[Start of section]
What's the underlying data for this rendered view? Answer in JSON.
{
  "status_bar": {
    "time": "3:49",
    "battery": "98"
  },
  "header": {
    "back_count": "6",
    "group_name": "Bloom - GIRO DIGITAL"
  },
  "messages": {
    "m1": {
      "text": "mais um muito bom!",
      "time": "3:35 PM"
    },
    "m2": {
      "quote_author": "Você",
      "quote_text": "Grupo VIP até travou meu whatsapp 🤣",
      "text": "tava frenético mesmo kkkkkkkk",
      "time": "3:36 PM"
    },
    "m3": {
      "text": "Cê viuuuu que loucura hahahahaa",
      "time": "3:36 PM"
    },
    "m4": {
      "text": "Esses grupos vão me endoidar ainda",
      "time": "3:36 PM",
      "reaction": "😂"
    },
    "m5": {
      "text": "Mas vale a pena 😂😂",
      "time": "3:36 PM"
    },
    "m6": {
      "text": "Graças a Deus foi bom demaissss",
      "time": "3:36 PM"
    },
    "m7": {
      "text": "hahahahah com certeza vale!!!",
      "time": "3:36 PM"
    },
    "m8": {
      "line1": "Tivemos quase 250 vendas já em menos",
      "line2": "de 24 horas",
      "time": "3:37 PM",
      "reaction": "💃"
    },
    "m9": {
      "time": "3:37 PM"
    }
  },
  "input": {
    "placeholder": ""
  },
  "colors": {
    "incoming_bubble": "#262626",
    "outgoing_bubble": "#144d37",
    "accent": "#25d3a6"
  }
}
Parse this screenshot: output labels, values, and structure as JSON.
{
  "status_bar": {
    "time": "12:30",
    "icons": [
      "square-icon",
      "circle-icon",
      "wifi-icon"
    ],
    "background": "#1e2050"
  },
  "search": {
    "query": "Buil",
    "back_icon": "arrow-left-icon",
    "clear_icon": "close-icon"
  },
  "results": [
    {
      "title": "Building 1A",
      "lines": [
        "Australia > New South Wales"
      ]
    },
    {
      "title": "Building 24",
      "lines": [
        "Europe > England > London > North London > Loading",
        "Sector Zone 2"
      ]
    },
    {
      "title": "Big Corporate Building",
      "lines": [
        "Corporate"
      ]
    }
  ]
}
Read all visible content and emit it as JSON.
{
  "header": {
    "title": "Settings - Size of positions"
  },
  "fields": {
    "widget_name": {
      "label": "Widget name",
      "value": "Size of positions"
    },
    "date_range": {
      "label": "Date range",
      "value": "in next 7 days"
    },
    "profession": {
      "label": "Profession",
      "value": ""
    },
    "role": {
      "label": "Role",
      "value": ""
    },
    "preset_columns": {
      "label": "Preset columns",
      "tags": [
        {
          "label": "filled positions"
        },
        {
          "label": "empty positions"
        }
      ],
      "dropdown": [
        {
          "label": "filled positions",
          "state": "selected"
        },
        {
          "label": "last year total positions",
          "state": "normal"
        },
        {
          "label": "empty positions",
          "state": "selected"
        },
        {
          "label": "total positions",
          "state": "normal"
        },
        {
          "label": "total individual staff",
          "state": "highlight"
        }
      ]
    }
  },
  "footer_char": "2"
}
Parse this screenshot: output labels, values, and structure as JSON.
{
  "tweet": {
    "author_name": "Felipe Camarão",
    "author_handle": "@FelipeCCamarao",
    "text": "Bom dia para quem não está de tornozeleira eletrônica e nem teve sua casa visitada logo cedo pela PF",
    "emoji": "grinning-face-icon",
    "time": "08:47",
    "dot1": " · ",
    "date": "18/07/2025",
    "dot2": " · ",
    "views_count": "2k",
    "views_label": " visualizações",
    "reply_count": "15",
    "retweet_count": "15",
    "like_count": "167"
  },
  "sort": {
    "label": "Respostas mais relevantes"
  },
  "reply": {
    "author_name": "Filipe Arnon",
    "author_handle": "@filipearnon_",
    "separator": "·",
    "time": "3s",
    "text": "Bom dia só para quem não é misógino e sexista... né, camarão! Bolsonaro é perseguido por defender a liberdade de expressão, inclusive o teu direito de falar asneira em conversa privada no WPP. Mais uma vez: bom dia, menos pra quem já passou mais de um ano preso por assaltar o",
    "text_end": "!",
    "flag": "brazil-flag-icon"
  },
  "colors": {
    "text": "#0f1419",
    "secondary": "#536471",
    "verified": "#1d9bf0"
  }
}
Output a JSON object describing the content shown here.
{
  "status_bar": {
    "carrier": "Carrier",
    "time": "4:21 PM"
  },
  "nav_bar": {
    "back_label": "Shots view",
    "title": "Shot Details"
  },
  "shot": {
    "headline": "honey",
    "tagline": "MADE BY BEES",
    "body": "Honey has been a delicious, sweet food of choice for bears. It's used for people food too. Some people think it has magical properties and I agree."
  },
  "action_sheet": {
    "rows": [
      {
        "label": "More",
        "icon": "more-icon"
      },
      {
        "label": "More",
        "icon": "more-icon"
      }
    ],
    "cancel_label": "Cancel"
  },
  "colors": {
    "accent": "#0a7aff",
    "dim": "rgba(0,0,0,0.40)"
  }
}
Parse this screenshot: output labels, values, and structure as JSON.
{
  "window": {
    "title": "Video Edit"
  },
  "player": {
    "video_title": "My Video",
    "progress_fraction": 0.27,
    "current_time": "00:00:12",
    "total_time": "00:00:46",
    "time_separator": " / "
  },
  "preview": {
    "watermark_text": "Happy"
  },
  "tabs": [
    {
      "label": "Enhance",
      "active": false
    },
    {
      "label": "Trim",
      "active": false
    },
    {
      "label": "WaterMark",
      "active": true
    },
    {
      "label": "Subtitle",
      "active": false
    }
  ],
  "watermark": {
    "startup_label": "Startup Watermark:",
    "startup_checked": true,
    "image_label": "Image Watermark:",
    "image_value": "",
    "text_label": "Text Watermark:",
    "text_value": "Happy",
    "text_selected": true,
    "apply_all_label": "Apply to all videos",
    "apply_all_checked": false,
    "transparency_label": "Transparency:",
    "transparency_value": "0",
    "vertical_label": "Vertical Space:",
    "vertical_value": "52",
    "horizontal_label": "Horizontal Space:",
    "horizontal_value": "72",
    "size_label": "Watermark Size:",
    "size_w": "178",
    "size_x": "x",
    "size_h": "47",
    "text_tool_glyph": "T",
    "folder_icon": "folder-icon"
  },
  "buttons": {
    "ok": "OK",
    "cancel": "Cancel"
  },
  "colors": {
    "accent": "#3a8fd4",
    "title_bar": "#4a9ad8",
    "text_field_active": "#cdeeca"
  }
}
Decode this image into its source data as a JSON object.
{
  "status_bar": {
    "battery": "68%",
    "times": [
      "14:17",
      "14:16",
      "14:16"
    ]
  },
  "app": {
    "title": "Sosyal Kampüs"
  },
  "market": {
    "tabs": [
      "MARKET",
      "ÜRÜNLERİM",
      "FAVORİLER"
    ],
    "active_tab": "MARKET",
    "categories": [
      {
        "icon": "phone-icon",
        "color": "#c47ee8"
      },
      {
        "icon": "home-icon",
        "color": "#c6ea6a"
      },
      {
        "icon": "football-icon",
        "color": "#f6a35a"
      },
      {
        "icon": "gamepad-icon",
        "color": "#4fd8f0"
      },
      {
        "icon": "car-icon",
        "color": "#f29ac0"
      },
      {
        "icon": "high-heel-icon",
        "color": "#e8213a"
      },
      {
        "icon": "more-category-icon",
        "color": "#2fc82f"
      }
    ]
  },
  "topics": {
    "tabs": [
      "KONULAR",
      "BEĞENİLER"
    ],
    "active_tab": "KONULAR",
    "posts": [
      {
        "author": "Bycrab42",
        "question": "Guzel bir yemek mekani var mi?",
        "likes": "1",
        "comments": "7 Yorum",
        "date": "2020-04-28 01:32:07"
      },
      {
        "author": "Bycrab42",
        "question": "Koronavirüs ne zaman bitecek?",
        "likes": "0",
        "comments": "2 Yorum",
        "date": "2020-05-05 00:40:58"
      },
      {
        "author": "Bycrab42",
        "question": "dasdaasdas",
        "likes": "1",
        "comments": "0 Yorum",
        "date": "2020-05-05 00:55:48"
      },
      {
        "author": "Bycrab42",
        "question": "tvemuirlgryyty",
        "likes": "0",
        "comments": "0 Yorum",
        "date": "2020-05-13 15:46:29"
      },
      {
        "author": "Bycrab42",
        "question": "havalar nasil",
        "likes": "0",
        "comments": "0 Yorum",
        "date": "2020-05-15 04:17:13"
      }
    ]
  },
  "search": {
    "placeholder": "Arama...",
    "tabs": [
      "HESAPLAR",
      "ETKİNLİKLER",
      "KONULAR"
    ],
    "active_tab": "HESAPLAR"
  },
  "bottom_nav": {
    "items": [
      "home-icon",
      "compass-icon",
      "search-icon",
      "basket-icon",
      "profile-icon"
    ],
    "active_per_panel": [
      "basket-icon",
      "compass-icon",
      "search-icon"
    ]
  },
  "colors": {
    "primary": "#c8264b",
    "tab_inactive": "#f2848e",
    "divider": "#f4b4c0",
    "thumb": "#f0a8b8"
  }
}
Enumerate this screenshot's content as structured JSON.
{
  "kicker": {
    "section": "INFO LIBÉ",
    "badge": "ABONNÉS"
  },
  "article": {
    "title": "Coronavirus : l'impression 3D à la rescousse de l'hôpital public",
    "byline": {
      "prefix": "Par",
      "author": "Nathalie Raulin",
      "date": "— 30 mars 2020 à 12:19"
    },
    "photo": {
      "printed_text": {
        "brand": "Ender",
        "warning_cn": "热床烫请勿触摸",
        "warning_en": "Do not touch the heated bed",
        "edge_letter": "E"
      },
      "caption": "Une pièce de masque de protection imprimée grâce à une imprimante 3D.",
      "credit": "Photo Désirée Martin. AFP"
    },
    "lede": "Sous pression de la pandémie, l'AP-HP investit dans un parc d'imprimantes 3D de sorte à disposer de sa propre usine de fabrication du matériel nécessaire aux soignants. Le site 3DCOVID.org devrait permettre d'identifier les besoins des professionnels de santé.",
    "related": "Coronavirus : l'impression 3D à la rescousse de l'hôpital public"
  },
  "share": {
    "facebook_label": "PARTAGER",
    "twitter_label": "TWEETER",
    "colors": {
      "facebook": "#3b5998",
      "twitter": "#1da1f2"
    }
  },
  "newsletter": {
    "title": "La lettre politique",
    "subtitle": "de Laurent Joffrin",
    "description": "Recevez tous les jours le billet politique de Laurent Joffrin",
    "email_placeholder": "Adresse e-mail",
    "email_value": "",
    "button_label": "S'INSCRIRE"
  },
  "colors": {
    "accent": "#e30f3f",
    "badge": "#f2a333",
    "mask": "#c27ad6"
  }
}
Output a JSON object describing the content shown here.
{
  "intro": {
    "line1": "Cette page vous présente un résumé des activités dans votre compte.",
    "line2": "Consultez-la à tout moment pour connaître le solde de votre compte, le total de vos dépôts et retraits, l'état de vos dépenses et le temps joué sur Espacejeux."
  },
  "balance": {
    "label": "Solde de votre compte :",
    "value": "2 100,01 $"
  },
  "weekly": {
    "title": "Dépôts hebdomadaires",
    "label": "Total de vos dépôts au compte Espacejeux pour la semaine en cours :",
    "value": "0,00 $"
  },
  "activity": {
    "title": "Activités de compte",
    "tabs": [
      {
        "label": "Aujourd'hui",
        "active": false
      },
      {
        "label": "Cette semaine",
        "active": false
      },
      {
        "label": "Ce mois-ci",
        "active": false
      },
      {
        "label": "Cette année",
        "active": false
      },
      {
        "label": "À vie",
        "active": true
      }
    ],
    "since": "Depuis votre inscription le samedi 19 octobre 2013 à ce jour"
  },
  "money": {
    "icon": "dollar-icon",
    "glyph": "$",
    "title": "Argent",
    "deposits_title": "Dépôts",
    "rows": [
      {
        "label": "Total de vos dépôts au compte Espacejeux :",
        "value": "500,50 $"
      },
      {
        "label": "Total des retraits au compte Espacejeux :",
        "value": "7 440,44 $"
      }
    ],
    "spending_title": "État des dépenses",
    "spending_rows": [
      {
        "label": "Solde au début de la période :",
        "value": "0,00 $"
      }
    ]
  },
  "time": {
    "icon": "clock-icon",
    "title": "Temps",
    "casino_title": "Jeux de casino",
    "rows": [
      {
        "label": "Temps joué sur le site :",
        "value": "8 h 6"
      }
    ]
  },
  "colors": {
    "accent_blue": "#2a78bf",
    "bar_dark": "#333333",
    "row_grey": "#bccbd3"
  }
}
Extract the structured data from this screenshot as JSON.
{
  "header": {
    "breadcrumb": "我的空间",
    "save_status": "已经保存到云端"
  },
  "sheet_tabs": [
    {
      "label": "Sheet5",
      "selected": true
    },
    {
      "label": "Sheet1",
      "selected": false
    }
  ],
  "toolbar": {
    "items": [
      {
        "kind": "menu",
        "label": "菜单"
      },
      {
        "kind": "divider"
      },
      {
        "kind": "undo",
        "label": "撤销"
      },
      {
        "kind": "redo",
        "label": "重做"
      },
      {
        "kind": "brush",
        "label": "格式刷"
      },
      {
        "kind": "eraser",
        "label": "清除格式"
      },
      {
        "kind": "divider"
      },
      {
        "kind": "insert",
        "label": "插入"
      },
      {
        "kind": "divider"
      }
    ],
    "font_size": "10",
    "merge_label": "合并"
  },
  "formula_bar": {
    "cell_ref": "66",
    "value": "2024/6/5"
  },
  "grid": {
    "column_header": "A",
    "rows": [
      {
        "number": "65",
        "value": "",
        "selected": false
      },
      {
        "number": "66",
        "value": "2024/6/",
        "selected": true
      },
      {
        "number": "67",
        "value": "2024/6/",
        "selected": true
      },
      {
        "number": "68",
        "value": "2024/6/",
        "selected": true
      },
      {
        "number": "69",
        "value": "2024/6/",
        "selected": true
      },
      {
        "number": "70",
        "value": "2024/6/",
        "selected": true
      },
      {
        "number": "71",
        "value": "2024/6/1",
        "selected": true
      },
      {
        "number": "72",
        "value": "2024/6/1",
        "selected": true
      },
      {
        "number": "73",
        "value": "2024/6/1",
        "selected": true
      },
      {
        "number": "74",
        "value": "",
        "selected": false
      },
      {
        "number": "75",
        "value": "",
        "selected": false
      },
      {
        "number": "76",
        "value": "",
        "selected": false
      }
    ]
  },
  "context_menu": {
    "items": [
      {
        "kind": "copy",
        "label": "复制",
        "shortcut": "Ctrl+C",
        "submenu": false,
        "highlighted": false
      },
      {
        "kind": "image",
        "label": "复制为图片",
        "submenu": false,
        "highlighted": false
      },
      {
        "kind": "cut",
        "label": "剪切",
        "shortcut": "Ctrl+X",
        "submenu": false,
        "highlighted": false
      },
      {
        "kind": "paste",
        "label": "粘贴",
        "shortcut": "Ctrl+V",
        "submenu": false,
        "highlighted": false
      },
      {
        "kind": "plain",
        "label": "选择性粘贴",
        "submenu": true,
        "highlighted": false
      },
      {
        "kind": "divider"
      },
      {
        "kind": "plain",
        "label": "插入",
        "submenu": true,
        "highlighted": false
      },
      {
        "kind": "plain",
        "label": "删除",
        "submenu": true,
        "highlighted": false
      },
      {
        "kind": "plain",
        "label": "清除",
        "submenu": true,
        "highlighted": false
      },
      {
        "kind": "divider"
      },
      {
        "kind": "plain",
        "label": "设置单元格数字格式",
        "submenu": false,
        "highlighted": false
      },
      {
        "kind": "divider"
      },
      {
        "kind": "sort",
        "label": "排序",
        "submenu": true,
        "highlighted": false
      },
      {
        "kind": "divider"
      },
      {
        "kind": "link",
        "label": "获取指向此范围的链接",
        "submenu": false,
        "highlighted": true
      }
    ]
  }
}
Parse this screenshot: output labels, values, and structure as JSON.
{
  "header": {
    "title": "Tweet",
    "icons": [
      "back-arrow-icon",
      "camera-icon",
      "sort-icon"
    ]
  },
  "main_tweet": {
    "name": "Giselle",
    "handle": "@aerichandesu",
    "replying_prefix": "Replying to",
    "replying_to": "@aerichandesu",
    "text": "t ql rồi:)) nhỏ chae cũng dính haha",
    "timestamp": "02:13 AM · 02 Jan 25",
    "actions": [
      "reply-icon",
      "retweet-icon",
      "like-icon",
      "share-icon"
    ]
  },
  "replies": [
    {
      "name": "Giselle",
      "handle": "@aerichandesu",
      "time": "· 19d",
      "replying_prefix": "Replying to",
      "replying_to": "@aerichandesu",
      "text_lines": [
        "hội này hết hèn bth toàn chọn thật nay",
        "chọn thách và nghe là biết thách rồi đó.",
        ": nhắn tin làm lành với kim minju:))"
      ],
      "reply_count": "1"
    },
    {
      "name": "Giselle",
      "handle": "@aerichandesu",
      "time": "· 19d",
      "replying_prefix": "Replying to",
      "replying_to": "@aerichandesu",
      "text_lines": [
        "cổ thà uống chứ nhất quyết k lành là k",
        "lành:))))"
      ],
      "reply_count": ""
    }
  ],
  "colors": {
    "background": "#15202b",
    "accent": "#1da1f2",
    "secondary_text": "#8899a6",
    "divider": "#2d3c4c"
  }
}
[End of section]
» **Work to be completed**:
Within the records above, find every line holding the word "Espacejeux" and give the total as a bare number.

» **Problem solution**:
4